While working as an executive at Time Warner Cable, Navarra Williams took the time now and then to serve meals as a volunteer at SAMMinistries.
Later, as president and CEO of the homeless prevention nonprofit, he was walking through the facility one day when someone recognized him and called out, “Hey cable guy!”
On Friday, Williams will walk out of his office for the last time to start his retirement after 13 years at SAMMinistries, an interfaith charitable organization that has been helping the homeless since 1983, but which has experienced huge shifts in the city’s homeless prevention landscape since Williams started.
Even his final days in the top post have been marked by challenges. Williams is departing at a time when, like many nonprofits, the organization is facing a potential long-term public health and economic crisis already impacting the most vulnerable in society.
“I kind of wanted to leave around my 66th birthday,” he said of his initial February target date to retire. “But then these things started happening, I was like, I can’t leave.”
But a forgivable loan from the Paycheck Protection Program (PPP) for $750,000 is helping the organization keep operating at the same levels it had before the coronavirus outbreak.
SAMMinistries provides programs in homeless prevention services, transitional housing, rapid rehousing, veterans housing stability, and permanent supportive housing. In 2019, the organization’s homeless prevention programs kept 32,000 people in their homes, including 16,000 children.
“In addition to the PPP, we started getting some donations from folks that hadn’t given us donations before,” including a $70,000 grant from a foundation that had never supported SAMMinistries before and several other sizable gifts, making him confident the organization can persist after he retires.
Those donations are in large part due to the public’s awareness of SAMMinistries and how individuals can support the organization, Williams said. An advertising campaign, including billboards and social media, that he implemented at least six years ago has helped raise the profile of SAMMinistries programs and its efforts at fundraising to support the mission.
It is a mission Williams felt called to serve. Growing up poor in Washington, D.C., Williams earned a scholarship to attend junior college. But motivated by what he calls a “chance encounter” with an IBM executive who advised him to earn a four-year degree, Williams finished college and landed a position with IBM.
“That first job, it changed my family – my trajectory, my children’s trajectory – all because of that one five-minute conversation,” he said. “So when I finally came back here, I said I was going to run a nonprofit and I wanted to run a nonprofit that would help children.”
In 2007, the SAMMinistries board selected Williams to succeed Bob Martindale at the start of a shift in the way the community provides services for the homeless through a new nonprofit known as Haven For Hope.

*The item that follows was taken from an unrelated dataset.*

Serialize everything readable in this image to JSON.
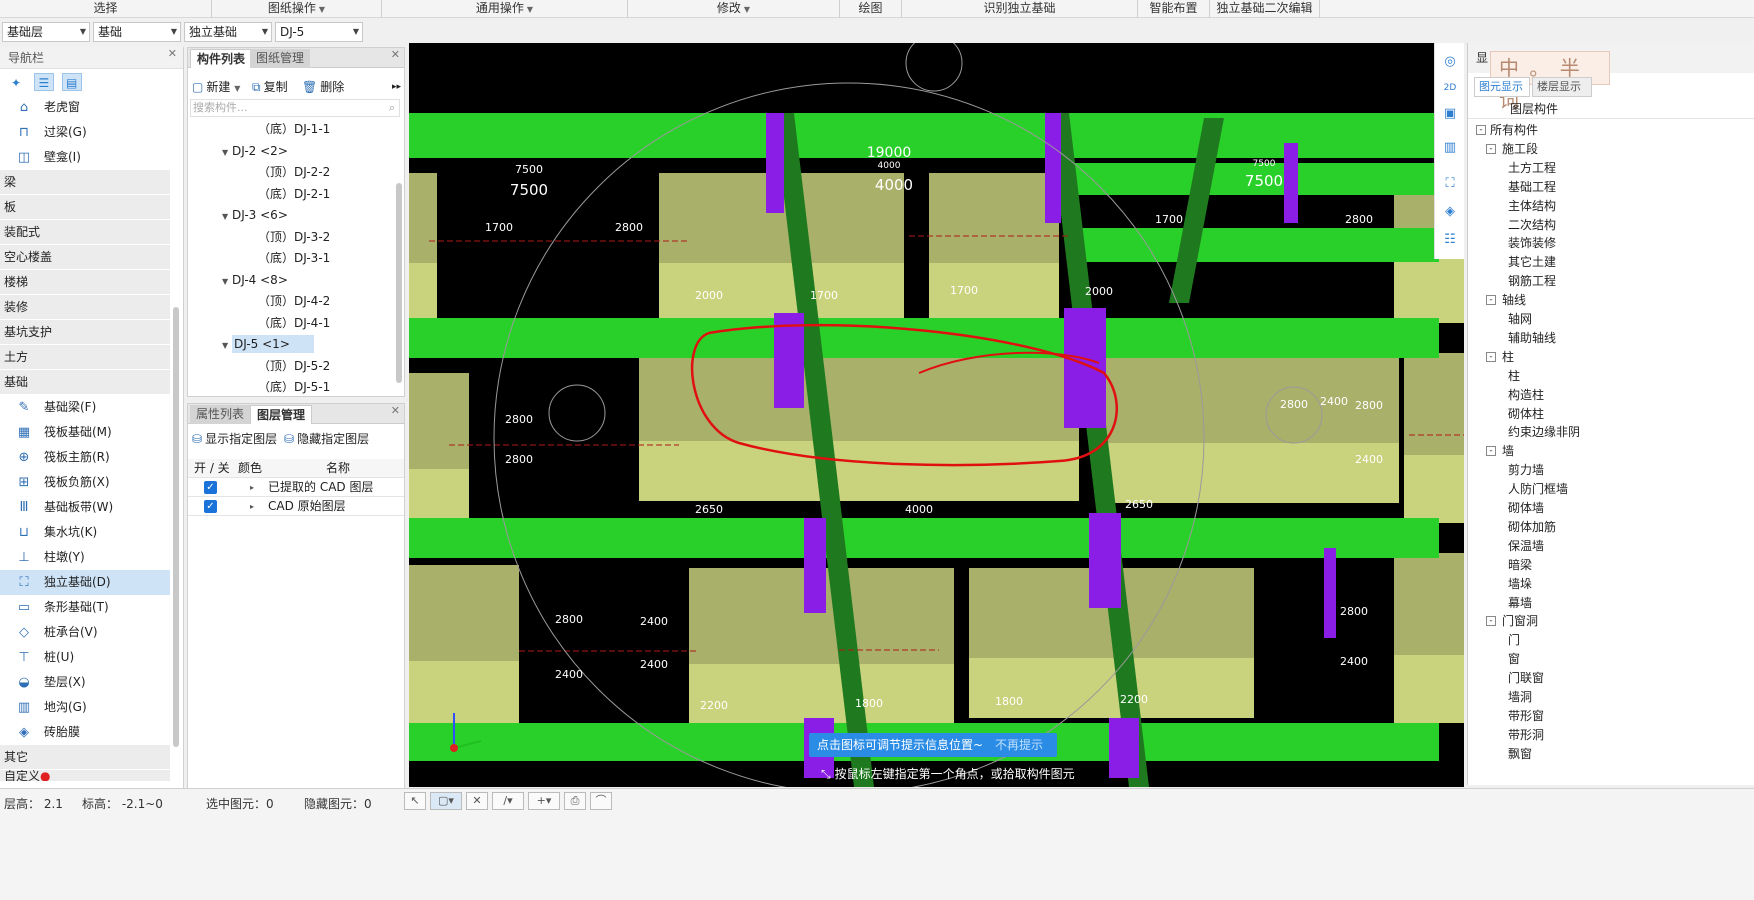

With the creation of Haven, however, the shelter SAMMinistries had operated closed down and those services relocated to the Haven campus. The move eliminated the high cost of facility leases that SAMMinistries was coping with and opened new doors in the kinds of services it provided. “We were looking at new ways to do things and we had come up with a program called homeless prevention,” Williams said.
Not long after starting the program, the federal government allocated $1.5 billion for rent assistance through the American Recovery and Reinvestment Act of 2009. The initial award to SAMMinistries of $500,000 eventually grew into $2 million.
Not only did that help provide housing for 10,000 people, including 6,000 children, during the first three years, it aided SAMMinistries in working more synergistically with Haven to solve homelessness, Williams said.
But the organization’s most comprehensive program, he said, is the transitional living and learning center at 5922 Blanco Road. During Williams’ tenure, he was able to work with philanthropist Harvey Najim, a longtime friend and former IBM colleague, to renovate the center, adding bathrooms and upgrading the library and after-school care spaces.
SAMMinistries’ permanent supportive housing program is the newest project developed with Williams at the helm. The program provides housing vouchers for people to reside in area market-rate apartment complexes.
“I grew up in the ghetto so I know what it’s like when nobody has money and everybody’s poor and you have bad habits, those sort of things,” he said. “And so it was important to make sure that we could do that and we could distribute them across the city. We’ve had good relationships with a number of organization housing organizations that help us do that.”
Williams said his greatest accomplishment while at SAMMinistries has been building a team and having that group of people “help to significantly improve the overall ministry,” he added.
Board member Rick Rosenblum, who will lead the organization until a new leader can be hired, said a transition team will conduct an internal and external search for Williams’ successor.
“That search will look to bring in the candidate who has the vision and the ability to run an organization of this complexity, but also critically to have the empathy and the passion as Navarra has demonstrated for so long for the clients we serve [and] for the mission that we’re pursuing,” Rosenblum said.
Williams is laid back about his own future plans.
“I’ll probably take a little time to decompress and figure that out,” he said. “I have hobbies, I love to work out – it’s my favorite thing to do. And I’ll probably get involved with some other nonprofits. Maybe I’ll get on a board or two after this kind of settles out. And I’ll always continue to support SAMMinistries.”